[WHAT THE EXERCISE ASKS] Where a line in the listing below holds the word "icon", count that line; give the total alone.
+ + +
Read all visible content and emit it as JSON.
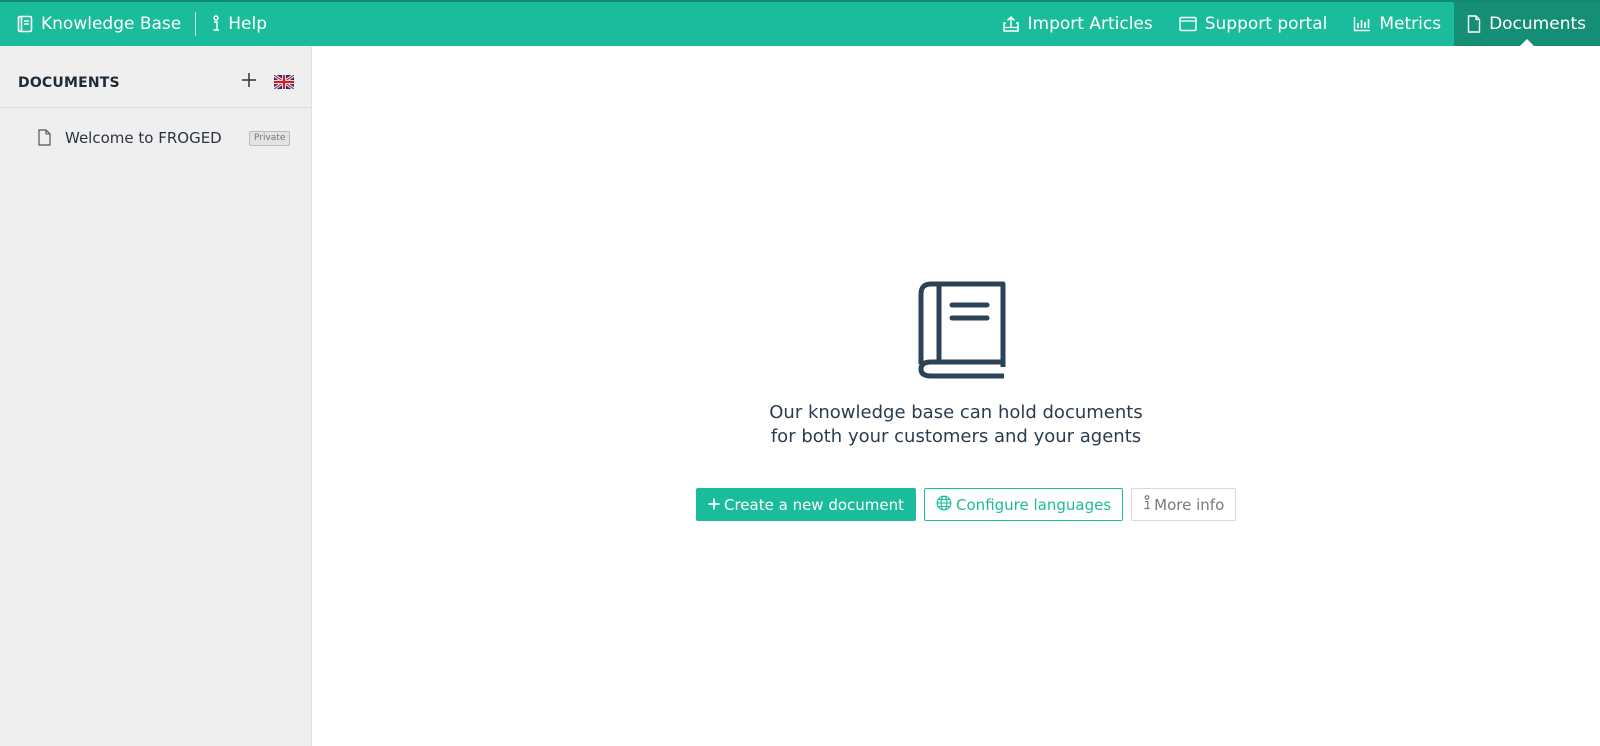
{
  "topbar": {
    "title": "Knowledge Base",
    "title_icon": "book-icon",
    "help_label": "Help",
    "help_icon": "info-icon",
    "nav": [
      {
        "label": "Import Articles",
        "icon": "upload-icon",
        "active": false
      },
      {
        "label": "Support portal",
        "icon": "browser-window-icon",
        "active": false
      },
      {
        "label": "Metrics",
        "icon": "bar-chart-icon",
        "active": false
      },
      {
        "label": "Documents",
        "icon": "document-icon",
        "active": true
      }
    ]
  },
  "sidebar": {
    "title": "DOCUMENTS",
    "add_icon": "plus-icon",
    "language_icon": "uk-flag-icon",
    "documents": [
      {
        "label": "Welcome to FROGED",
        "badge": "Private",
        "icon": "document-icon"
      }
    ]
  },
  "main": {
    "icon": "book-icon",
    "message_line1": "Our knowledge base can hold documents",
    "message_line2": "for both your customers and your agents",
    "actions": {
      "create_label": "Create a new document",
      "configure_label": "Configure languages",
      "more_info_label": "More info"
    }
  },
  "colors": {
    "brand": "#1bbc9b",
    "brand_dark": "#158e76",
    "sidebar_bg": "#efefef",
    "text": "#2b3c4e"
  }
}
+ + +
[TASK OUTPUT] 10